Hers was a politic that was a horrific turn on Robin Hood, robbing the poor and giving to the rich.
The Community Charge, or the Poll Tax, was this in excess. It represented the most graphic attempt to transfer wealth from the poor to the rich.
All of a sudden a normal Glasgow family living in a tenement would find themselves paying more to keep a roof over their heads while someone in a mansion would be paying less.
When it was announced that Scotland would become the guinea pig for this new regime then fear of poverty was followed by resentment and revolt. This was where Margaret Thatcher set her downfall.
Until then, Thatcher had picked her fights individually. There was the miners, the steelworkers, all of these different groups who she had taken on separately and beaten. But this time she was taking on everyone together.
For the campaigners it was a matter of telling everyone that she couldn’t hurt society if society all stuck together.
People talk of the miners’ 12 months of strike action which brought communities together as a civil war without the bullets, and it was. It brought whole communities together.
The anti Poll Tax campaign was another act of civil war. Except this time it was a whole nation that was brought together.
And they did come together.
We started with hundreds of people taking part in marches and demonstrations but it quickly grew to tens of thousands and to give it some perspective, by 1989 there were one million people involved in the non-payment campaign.
One million people in Scotland alone refusing to pay this new tax - and that was despite the fear of warrant sales, of officers breaking into people’s homes and taking their goods, things they had worked hard and saved to buy.
It was the warrant sale protest in October 1 1991 that led to me going to jail but it was worth it.I had been interdicted from attending a proposed warrant sale against a lone parent who could not afford to pay her Poll Tax.
Her seized goods would were to be sold at an auction and 300 of us attended to demonstrate and to stop it going ahead.
I went to prison for six months but it helped stopped the officers and the Government humiliating a lone parent. The fact that, to this day, not a single warrant sale has taken place is truly uplifting.
What is inspiring is that those Poll Tax demonstrations, which started in Scotland and then moved to England and Wales, showed the power of society working together.
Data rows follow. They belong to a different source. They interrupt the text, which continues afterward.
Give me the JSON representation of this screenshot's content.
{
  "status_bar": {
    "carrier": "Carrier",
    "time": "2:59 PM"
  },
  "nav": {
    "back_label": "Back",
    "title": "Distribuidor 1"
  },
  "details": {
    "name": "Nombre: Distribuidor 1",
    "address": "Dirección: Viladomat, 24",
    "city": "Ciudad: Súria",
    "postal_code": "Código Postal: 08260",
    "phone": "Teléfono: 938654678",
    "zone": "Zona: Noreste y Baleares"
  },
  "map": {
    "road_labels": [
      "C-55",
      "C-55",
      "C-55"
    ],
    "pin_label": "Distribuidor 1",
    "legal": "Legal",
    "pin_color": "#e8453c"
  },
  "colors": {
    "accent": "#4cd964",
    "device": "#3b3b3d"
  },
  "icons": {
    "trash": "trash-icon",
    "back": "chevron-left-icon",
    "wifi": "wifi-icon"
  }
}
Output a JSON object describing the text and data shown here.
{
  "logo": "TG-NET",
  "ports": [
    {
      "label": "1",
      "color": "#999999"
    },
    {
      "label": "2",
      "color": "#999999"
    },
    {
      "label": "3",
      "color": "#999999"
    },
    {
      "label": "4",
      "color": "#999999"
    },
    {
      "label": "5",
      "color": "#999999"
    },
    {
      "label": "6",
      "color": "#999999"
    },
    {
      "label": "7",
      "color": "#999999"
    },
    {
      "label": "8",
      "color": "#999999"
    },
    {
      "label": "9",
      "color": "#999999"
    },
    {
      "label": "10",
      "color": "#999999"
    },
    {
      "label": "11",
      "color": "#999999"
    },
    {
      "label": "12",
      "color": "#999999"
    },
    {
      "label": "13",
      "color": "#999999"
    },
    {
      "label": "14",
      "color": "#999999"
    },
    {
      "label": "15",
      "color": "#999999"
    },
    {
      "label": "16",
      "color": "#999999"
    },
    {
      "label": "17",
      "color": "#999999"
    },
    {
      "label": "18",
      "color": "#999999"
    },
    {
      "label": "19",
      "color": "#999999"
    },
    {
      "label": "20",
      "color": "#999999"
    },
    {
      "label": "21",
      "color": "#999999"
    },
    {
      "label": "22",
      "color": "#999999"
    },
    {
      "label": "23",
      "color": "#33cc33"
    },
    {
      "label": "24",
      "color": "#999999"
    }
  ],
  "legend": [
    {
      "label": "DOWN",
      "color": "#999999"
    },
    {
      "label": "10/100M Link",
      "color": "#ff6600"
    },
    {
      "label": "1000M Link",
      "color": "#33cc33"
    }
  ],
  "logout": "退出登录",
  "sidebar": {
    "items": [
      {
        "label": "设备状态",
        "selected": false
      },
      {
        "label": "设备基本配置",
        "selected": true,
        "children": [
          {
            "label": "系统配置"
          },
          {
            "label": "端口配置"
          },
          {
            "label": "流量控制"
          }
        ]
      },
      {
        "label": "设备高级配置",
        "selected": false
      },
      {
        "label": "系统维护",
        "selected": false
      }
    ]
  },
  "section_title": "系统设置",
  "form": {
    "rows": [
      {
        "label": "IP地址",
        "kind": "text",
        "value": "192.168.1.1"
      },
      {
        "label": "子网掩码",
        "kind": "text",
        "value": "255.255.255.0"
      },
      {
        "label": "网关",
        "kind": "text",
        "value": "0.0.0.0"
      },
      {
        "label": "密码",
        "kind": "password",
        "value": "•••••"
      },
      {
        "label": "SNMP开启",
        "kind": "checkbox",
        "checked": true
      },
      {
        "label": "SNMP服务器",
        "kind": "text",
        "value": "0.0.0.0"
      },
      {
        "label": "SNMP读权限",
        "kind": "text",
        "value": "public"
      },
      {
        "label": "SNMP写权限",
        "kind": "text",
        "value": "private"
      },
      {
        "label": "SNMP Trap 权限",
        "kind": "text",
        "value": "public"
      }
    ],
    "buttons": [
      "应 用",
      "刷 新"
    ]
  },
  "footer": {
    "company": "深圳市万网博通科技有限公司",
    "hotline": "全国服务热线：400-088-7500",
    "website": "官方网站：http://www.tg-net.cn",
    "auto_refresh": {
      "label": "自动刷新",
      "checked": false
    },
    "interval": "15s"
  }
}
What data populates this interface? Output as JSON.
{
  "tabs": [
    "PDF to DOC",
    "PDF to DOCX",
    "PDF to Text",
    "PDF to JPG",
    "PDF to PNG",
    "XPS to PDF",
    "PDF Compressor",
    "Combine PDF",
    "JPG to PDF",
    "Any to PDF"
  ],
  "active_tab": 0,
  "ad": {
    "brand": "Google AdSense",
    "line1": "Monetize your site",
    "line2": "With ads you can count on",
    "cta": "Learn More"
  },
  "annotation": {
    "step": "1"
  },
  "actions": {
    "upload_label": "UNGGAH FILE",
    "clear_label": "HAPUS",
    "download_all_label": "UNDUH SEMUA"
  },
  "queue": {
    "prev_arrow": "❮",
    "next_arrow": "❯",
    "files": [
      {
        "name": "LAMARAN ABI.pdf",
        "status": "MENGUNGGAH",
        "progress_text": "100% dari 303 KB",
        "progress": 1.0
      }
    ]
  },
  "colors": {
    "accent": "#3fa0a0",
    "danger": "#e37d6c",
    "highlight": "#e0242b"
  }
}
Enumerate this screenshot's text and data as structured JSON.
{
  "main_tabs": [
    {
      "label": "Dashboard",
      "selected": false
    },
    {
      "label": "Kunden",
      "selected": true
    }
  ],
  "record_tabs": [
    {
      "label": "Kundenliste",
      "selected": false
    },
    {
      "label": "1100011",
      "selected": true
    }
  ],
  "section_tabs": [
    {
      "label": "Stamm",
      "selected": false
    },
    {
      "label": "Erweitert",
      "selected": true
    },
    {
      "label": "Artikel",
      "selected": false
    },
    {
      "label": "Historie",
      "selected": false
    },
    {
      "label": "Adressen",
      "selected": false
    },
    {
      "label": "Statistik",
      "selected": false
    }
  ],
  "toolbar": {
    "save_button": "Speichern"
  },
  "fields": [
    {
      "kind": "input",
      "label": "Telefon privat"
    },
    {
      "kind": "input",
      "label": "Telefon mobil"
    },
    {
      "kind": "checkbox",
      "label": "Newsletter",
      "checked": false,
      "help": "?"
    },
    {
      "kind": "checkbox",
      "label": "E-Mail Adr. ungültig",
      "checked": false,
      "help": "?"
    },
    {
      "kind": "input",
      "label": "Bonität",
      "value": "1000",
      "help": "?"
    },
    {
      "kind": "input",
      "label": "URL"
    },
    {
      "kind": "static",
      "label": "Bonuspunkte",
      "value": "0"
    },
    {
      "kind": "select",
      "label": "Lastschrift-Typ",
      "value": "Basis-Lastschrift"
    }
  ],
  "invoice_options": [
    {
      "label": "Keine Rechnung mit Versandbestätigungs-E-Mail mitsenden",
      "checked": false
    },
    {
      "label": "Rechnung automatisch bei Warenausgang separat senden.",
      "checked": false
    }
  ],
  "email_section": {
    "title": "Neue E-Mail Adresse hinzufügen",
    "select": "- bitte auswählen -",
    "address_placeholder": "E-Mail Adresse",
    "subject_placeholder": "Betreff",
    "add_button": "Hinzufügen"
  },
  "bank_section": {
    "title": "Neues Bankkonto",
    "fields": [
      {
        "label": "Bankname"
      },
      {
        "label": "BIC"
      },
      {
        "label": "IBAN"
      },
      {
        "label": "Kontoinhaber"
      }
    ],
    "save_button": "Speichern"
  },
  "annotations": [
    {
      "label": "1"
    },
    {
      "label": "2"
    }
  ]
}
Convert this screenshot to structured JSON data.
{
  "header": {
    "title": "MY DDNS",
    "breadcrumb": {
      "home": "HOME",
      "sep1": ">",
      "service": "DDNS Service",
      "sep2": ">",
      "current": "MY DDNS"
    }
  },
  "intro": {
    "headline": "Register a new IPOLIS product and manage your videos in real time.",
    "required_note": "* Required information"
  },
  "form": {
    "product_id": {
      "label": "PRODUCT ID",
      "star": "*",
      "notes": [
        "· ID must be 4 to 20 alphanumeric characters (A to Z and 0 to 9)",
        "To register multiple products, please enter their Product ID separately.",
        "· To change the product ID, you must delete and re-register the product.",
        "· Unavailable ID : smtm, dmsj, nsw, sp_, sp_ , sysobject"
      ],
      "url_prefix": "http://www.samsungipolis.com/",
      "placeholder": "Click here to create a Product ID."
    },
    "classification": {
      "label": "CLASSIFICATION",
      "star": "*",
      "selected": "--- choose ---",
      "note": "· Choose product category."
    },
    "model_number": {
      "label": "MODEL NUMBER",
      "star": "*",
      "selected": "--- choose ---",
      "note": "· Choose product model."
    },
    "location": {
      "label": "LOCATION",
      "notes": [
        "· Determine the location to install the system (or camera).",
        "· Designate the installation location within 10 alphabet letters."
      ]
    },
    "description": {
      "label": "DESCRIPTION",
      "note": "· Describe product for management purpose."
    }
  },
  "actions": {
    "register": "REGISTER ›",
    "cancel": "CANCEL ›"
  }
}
Thatcher was seen as unbreakable and too powerful to be taken on. But when the rest of Britain reacted in the same way as Scotland and the number of non-payments stretched to millions of people, the poll tax proved unworkable - and she was no longer the Iron Lady.
It helped bring an end to Margaret Thatcher’s reign and brought an end to Thatcherism.
But the poll tax isn’t Margaret Thatcher’s true legacy. Her true legacy is giving birth to New Labour.”
STV Local reporting team: Neil Drysdale, Graham Fraser, Kayleigh McLeod, Douglas Barrie, Jonathan Rennie, Kris Gilmartin, Laura McLean, Greig Gallagher & Ian Hendry.